Each entry below is to be reproduced exactly, though any pictures it holds must be omitted.

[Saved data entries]
§ §

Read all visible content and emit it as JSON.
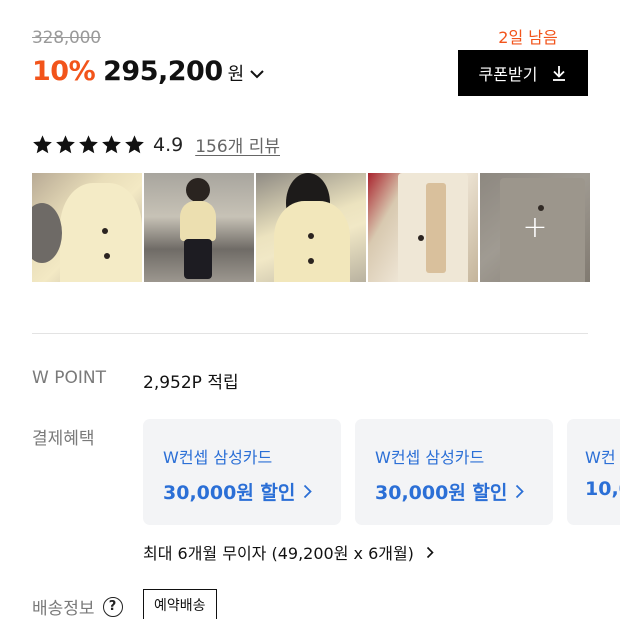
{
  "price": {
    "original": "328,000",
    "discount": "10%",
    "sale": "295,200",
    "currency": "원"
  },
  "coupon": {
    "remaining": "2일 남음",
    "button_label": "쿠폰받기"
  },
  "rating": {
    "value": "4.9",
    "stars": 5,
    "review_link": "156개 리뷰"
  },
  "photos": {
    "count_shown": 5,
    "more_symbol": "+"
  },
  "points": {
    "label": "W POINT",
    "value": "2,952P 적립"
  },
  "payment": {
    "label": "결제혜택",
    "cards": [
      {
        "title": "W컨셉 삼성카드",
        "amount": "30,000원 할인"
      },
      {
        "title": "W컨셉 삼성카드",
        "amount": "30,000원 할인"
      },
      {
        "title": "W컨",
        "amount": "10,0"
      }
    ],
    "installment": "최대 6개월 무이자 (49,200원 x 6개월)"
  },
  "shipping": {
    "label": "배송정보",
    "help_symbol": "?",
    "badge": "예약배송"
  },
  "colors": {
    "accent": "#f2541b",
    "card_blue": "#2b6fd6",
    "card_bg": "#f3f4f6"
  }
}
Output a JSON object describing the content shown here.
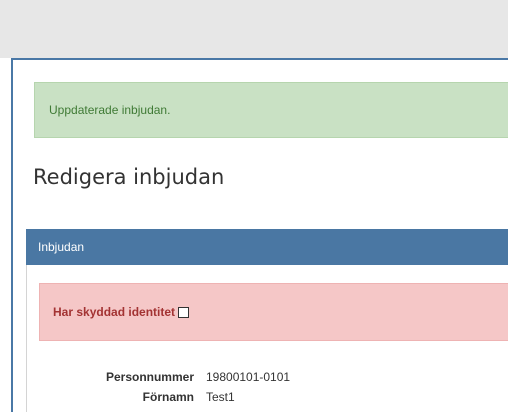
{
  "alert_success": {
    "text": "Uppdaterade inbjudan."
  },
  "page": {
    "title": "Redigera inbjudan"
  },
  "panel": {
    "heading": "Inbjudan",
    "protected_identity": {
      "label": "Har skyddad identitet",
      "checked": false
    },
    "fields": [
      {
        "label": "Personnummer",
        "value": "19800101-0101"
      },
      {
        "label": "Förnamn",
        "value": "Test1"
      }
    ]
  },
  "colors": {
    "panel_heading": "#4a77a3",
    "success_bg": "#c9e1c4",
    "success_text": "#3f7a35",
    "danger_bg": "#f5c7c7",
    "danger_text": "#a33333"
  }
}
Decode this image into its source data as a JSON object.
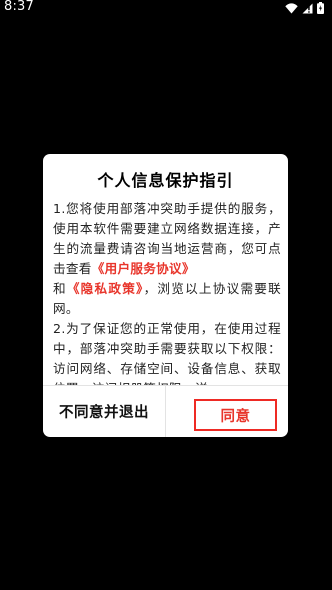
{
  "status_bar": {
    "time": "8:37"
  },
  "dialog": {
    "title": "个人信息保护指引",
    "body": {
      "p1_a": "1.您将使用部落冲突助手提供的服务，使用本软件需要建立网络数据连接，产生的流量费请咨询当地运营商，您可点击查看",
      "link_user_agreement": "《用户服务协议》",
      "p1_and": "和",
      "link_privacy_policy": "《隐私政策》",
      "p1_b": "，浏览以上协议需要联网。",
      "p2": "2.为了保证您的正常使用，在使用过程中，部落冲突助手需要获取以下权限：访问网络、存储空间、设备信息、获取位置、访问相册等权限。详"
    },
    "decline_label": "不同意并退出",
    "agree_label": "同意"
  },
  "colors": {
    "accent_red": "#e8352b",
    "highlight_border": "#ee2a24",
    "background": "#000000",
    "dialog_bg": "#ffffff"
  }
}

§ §

**OUTPUT BELOW**
Read all visible content and emit it as JSON.
{
  "price": {
    "original": "328,000",
    "discount": "10%",
    "sale": "295,200",
    "currency": "원"
  },
  "coupon": {
    "remaining": "2일 남음",
    "button_label": "쿠폰받기"
  },
  "rating": {
    "value": "4.9",
    "stars": 5,
    "review_link": "156개 리뷰"
  },
  "photos": {
    "count_shown": 5,
    "more_symbol": "+"
  },
  "points": {
    "label": "W POINT",
    "value": "2,952P 적립"
  },
  "payment": {
    "label": "결제혜택",
    "cards": [
      {
        "title": "W컨셉 삼성카드",
        "amount": "30,000원 할인"
      },
      {
        "title": "W컨셉 삼성카드",
        "amount": "30,000원 할인"
      },
      {
        "title": "W컨",
        "amount": "10,0"
      }
    ],
    "installment": "최대 6개월 무이자 (49,200원 x 6개월)"
  },
  "shipping": {
    "label": "배송정보",
    "help_symbol": "?",
    "badge": "예약배송"
  },
  "colors": {
    "accent": "#f2541b",
    "card_blue": "#2b6fd6",
    "card_bg": "#f3f4f6"
  }
}
Output a JSON object describing the content shown here.
{
  "alert_success": {
    "text": "Uppdaterade inbjudan."
  },
  "page": {
    "title": "Redigera inbjudan"
  },
  "panel": {
    "heading": "Inbjudan",
    "protected_identity": {
      "label": "Har skyddad identitet",
      "checked": false
    },
    "fields": [
      {
        "label": "Personnummer",
        "value": "19800101-0101"
      },
      {
        "label": "Förnamn",
        "value": "Test1"
      }
    ]
  },
  "colors": {
    "panel_heading": "#4a77a3",
    "success_bg": "#c9e1c4",
    "success_text": "#3f7a35",
    "danger_bg": "#f5c7c7",
    "danger_text": "#a33333"
  }
}
Decode this image into its source data as a JSON object.
{
  "status_bar": {
    "time": "8:37"
  },
  "dialog": {
    "title": "个人信息保护指引",
    "body": {
      "p1_a": "1.您将使用部落冲突助手提供的服务，使用本软件需要建立网络数据连接，产生的流量费请咨询当地运营商，您可点击查看",
      "link_user_agreement": "《用户服务协议》",
      "p1_and": "和",
      "link_privacy_policy": "《隐私政策》",
      "p1_b": "，浏览以上协议需要联网。",
      "p2": "2.为了保证您的正常使用，在使用过程中，部落冲突助手需要获取以下权限：访问网络、存储空间、设备信息、获取位置、访问相册等权限。详"
    },
    "decline_label": "不同意并退出",
    "agree_label": "同意"
  },
  "colors": {
    "accent_red": "#e8352b",
    "highlight_border": "#ee2a24",
    "background": "#000000",
    "dialog_bg": "#ffffff"
  }
}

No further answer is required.